On the other hand, they wouldn’t do it if no one was interested and fans from across the world continue to head to the mecca that Macca and the boys first put on the global stage when they landed in America with their curious scouse accents in 1963.

Back here on the Mersey, it remains a nice earner for some. In the minds of those employed in the marketing, cultural and tourism industries, the group, which was over when its members were all still in their twenties, will be forever “toppermost of the poppermost”. Especially, when it comes to paying the bills in a city reliant on leisure and public sector earnings.

There are some citizens, lovers of the band included, who feel Liverpool relies too much on its maritime and Beatles affinities and should spend its energies innovating instead of looking back.

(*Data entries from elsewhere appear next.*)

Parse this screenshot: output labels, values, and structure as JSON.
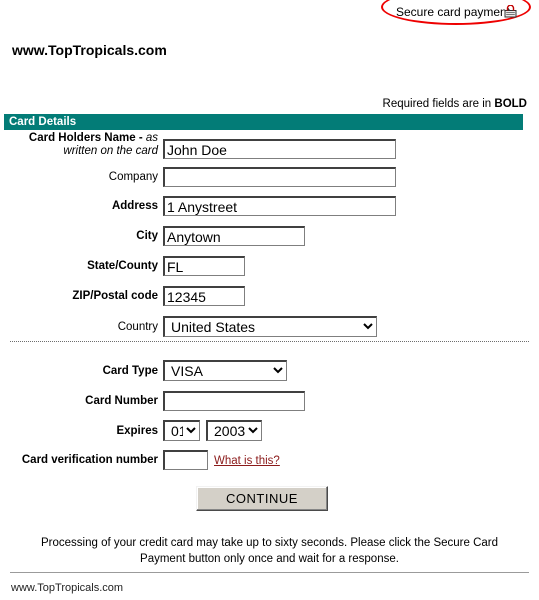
{
  "annotation": {
    "secure_label": "Secure card payment",
    "lock_icon": "lock-icon",
    "circle_color": "#ee0000"
  },
  "site": {
    "title": "www.TopTropicals.com",
    "footer": "www.TopTropicals.com"
  },
  "notice": {
    "required_prefix": "Required fields are in ",
    "required_bold": "BOLD"
  },
  "section": {
    "header": "Card Details",
    "header_color": "#037c77"
  },
  "fields": {
    "card_holder_name": {
      "label_bold": "Card Holders Name - ",
      "label_italic_1": "as",
      "label_italic_2": "written on the card",
      "value": "John Doe"
    },
    "company": {
      "label": "Company",
      "value": ""
    },
    "address": {
      "label": "Address",
      "value": "1 Anystreet"
    },
    "city": {
      "label": "City",
      "value": "Anytown"
    },
    "state_county": {
      "label": "State/County",
      "value": "FL"
    },
    "zip_postal": {
      "label": "ZIP/Postal code",
      "value": "12345"
    },
    "country": {
      "label": "Country",
      "value": "United States",
      "options": [
        "United States"
      ]
    },
    "card_type": {
      "label": "Card Type",
      "value": "VISA",
      "options": [
        "VISA"
      ]
    },
    "card_number": {
      "label": "Card Number",
      "value": ""
    },
    "expires": {
      "label": "Expires",
      "month_value": "01",
      "month_options": [
        "01"
      ],
      "year_value": "2003",
      "year_options": [
        "2003"
      ]
    },
    "card_verification": {
      "label": "Card verification number",
      "value": "",
      "help_link": "What is this?",
      "help_link_color": "#8b1a1a"
    }
  },
  "actions": {
    "continue_label": "CONTINUE"
  },
  "processing_note": "Processing of your credit card may take up to sixty seconds. Please click the Secure Card Payment button only once and wait for a response."
}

The rest of you, fear not: as the miserable autumn weather sweeps into the city, the sight of a kaleidoscopic 81 bus sailing up Queens Drive to Bootle in the morning rush hour does not necessarily indicate a helping of magic mushrooms on toast for breakfast.

Arriva says as well as celebrating the 50th anniversary of Sgt Pepper’s Lonely Hearts Club Band, the buses are also a nod to Liverpool’s UNESCO City of Music status and the upcoming 10 year anniversary of European Capital of Culture, which is bound to be marked with similar enthusiasm in 2018.

Each member of the Beatles has been given their own dedicated bus, with the vibrant colour schemes matching the outfits each wore on the album cover.

Councillor Wendy Simon, Liverpool’s Cabinet Member for Culture, said: “Our 50 Summers of Love has been a huge international success and as a UNESCO City of Music, Liverpool can be immensely proud of the way it celebrated the creative spirit of 1967 and the Sgt Pepper’s Lonely Hearts Club Band.

“Since The Beatles followed up Sergeant Pepper with the Magical Mystery Tour I can’t think of a better way to see out our 50 Summers of Love than with these new fab four Arriva buses. We can't wait to see these psychedelic double deckers journeying their way through Liverpool.”

Howard Farrall, managing director at Arriva Merseyside, apparently added: “With a little help from our friends at Culture Liverpool, bus travel with Arriva is getting better all the time.”

Next stop: The I Am The Walrus Card.

Related reading: Two Lads Who Shook The World